For example, “[p]art of the mission of the Law School is to prepare young lawyers to serve a population that cannot afford legal services,” but Duncan acknowledged that “Legal Aid of Eastern Tennessee has had to lay off lawyers, due to budget cuts” and it was unaware of any anticipated increase in public funding for legal services.
Law Blog isn’t sure what the ABA is suggesting here. Shouldn’t Duncan aim to produce lawyers to serve the under-served even if legal-aid groups are under-funded? We’ve asked the ABA for some clarity.
Duncan dean Sydney Beckman declined to comment on the substance of the ABA’s filing.
“While we stand firm in our position that we are in substantial compliance with the ABA standards, it is our position that we desire to work with, not against, the ABA,” Beckman said in an email to Law Blog.
It’s inconceivable to me that someone with a college education, or a graduate-level education, would not know before deciding to go to law school that the economy has declined over the last several years and that the job market out there is not as opportune as it might have been five, six, seven, eight years ago
-William Robinson, president of the American Bar Association
Now that’s the kind of bluntness that makes news.
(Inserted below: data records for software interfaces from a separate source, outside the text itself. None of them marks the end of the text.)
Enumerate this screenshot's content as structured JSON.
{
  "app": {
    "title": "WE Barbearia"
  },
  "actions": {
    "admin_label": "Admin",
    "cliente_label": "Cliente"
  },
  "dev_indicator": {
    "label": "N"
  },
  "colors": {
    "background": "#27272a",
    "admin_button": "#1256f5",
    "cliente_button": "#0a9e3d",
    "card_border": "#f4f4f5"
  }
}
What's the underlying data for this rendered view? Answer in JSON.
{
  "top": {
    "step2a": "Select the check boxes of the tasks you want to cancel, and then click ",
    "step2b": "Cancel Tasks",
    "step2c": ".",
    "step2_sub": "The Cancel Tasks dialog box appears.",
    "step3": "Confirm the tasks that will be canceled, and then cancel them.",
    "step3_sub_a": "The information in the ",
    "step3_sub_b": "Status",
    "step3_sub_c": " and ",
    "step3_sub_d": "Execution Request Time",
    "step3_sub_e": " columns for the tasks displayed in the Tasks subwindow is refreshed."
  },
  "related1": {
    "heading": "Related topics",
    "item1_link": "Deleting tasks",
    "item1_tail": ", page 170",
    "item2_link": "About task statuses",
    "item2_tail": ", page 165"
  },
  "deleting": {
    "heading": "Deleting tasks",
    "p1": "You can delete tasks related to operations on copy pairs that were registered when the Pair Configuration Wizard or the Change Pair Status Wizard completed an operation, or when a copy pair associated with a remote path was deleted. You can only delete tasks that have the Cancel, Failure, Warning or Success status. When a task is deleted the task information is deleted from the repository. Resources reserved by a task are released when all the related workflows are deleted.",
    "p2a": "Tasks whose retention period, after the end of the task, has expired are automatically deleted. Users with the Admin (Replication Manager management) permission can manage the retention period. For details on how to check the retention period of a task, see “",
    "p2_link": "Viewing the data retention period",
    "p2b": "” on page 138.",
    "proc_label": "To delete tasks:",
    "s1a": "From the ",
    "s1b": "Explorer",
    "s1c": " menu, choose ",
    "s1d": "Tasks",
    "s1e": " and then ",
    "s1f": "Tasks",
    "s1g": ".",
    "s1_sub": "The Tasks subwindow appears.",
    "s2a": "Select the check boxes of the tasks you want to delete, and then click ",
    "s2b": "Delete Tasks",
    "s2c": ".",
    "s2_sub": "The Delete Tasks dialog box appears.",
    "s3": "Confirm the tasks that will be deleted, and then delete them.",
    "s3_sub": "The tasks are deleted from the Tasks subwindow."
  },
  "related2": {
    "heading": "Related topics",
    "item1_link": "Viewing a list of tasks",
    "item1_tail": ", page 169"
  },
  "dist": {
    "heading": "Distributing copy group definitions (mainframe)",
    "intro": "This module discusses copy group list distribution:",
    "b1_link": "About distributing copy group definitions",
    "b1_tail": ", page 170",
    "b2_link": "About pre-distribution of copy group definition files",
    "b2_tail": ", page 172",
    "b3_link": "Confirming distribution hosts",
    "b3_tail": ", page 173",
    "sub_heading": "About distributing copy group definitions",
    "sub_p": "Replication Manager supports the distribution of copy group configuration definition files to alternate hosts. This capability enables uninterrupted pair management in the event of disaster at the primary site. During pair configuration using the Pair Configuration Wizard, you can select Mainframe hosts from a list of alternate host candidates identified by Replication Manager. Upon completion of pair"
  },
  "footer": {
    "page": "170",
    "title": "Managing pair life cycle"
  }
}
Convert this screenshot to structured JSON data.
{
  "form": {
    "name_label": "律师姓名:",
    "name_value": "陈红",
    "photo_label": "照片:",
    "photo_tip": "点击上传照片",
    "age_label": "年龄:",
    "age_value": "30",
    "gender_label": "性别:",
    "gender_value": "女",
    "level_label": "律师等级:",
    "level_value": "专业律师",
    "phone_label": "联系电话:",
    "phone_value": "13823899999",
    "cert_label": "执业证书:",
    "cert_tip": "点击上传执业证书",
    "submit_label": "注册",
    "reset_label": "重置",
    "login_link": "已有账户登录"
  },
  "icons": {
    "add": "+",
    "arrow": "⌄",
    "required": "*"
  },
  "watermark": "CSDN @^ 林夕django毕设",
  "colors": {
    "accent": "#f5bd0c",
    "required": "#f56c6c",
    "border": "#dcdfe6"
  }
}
Right or wrong, Robinson didn’t mince words in this interview with Reuters reporter David Ingram, published Wednesday night.